A successful person is not always one who earns millions of dollars every month. Of course, no one would refuse to become a millionaire, but being successful means more than just rolling in the money. First of all, it means understanding your purpose in life and recognizing the meaning of your profession.
The same can be said about business. No one doubts that one of the main reasons for starting a new business is to make money. But what value does this company bring to customers? This is the first question you should ask yourself as a beginning entrepreneur.
Nowadays, we deal with different types of businesses every day. You buy products in grocery stores, buy clothes in brand new showrooms, order a personalized writing services and going to the gym. What value does each of these companies bring? Leading a healthy life, standing out from the crowd, and getting good grades in school or college – all of these are the values that people pursue.
So why would customers choose your offering? Before diving into the vast and complicated world of entrepreneurship, answer this question. But try to do it in a simple and laconic way.
The value proposition is one of the key concepts of strategic marketing. It is often formulated as a promise that answers the question of how the company’s product will satisfy the customer’s needs, relieve pain, and provide benefits. But that’s not all. Another crucial reason for formulating a value proposition is to outperform competitors.
It is important to remember that the value proposition is not just a description of your product or service. It should explain how your product preferably solves customer problems and why it does it better than others.
Unique and Exclusive
One of the most common mistakes made by people just beginning their career journey is putting an equals sign between a value proposition and a company’s motto. A unique value proposition is not a slogan, slogan or position statement. Rather, it is an explanation that you provide to your customers.
For example, Nike’s “Just do it” is a motivating slogan that doesn’t show people the value of the brand. The value proposition of this company is based on four main pillars:
- accessibility (available worldwide);
- personalization (online and offline sales);
- innovation (new materials, avant-garde designs);
- status (in collaboration with famous athletes).
Value Proposition Formulation Diagram
Peter Thomson, a digital strategist, developed his Value Proposition Canvas model, which is now used by many companies and is especially useful for those new to the field.
The program consists of two basic segments – the first helps to better understand the product or service, and the second focuses on the emotional component, namely understanding the feelings of customers.
Analyze the product
This step is simply a description of the product, its main features, purposes and benefits. You can skip this step if the product is in a consumer domain. But if it’s something brand new, you should describe all of its features.
Be clear about how the product will improve the customer’s life to better articulate the benefits.

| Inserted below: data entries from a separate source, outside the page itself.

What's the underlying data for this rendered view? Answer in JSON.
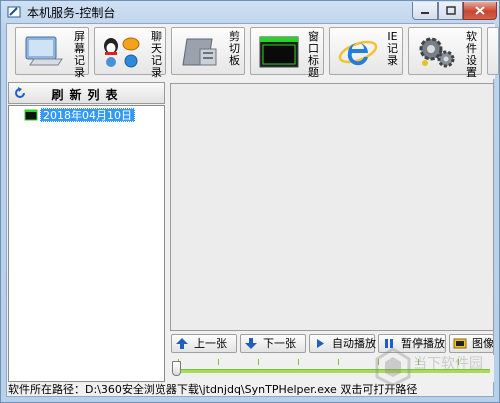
{
  "window": {
    "title": "本机服务-控制台",
    "controls": {
      "minimize": "minimize",
      "maximize": "maximize",
      "close": "close"
    }
  },
  "toolbar": {
    "buttons": [
      {
        "id": "screen-record",
        "label": "屏幕记录",
        "icon": "monitor-icon"
      },
      {
        "id": "chat-record",
        "label": "聊天记录",
        "icon": "chat-apps-icon"
      },
      {
        "id": "clipboard",
        "label": "剪切板",
        "icon": "clipboard-icon"
      },
      {
        "id": "window-title",
        "label": "窗口标题",
        "icon": "window-icon"
      },
      {
        "id": "ie-record",
        "label": "IE记录",
        "icon": "ie-icon"
      },
      {
        "id": "software-settings",
        "label": "软件设置",
        "icon": "gears-icon"
      }
    ]
  },
  "left_panel": {
    "refresh_label": "刷新列表",
    "tree": [
      {
        "label": "2018年04月10日",
        "selected": true
      }
    ]
  },
  "playback": {
    "prev_label": "上一张",
    "next_label": "下一张",
    "auto_play_label": "自动播放",
    "pause_label": "暂停播放",
    "image_label": "图像缩"
  },
  "timeline": {
    "position": 0
  },
  "statusbar": {
    "text": "软件所在路径：D:\\360安全浏览器下载\\jtdnjdq\\SynTPHelper.exe 双击可打开路径"
  },
  "watermark": {
    "text": "当下软件园"
  },
  "colors": {
    "selection": "#3399ff",
    "timeline": "#a5dd57",
    "accent_blue": "#1f5fbf"
  }
}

This step deals with the emotional side of buying a product, not its practical value. Still, impressions are a central element that will help define the essence of a brand and its positioning in the market.
Analyze the target audience
As considerate as we may think we are, emotions are often the main drivers of our decisions. For example, when buying shoes, we tend to choose famous brands like Adidas or Nike, not anonymous companies. When it comes to cars, people dream of Ferraris or Lamborghinis, not just vehicles to get from one place to another.
People always have needs. And your strategy is to find them as quickly as possible. Sometimes you can do it even faster than the customers themselves. How? The problem is that some people don’t know what their needs are. This is called latent needs. Thus, the sooner you recognize the latent needs of customers, the sooner your product will be purchased by them.
When purchasing a particular product or service, people often doubt whether it is worth paying their money for. Where is the guarantee that the purchase will meet all requirements? Replacing any product you are used to with a new one is associated with the so-called “change pain”. So, show your clients that this process won’t be painful.
Components of the Effective Value Proposition
Of course, there are no universal formulas, since all companies are different and offer unique values to their customers. Still, an approximate scheme for beginner businessmen might look like this.
- A catchy title to catch the buyer’s attention. It is best if the phrase is easy to remember.
- A subtitle which provides a brief explanation of what you offer, how you do it and why your product is important.
- Visual elements: videos, images, graphics. Note that people tend to remember pictures faster than words.
- Lists which include the main characteristics of your offer.
When everything is ready and you can’t wait to share your ideas with people, the next question could be: “what channels should I use to communicate my offer to the public?” And here is the answer. Since we live in a digitized world, almost all platforms are online:
- social media pages (your value proposition should be the most visible element for people to understand where they stand);
- website home page (place it above any other detailed information);
- product packaging (it’s a good idea to always remind buyers why they chose you);
- leaflets (it may seem a bit outdated, but sometimes paper brochures work, especially if they are handed out at conferences, meetings or other events).
When starting a business, focus on both the practical and the emotional. Remember that you are selling your product or service to real people who have problems, needs and wants. So, formulating a unique value proposition is the first step to reaching your audience.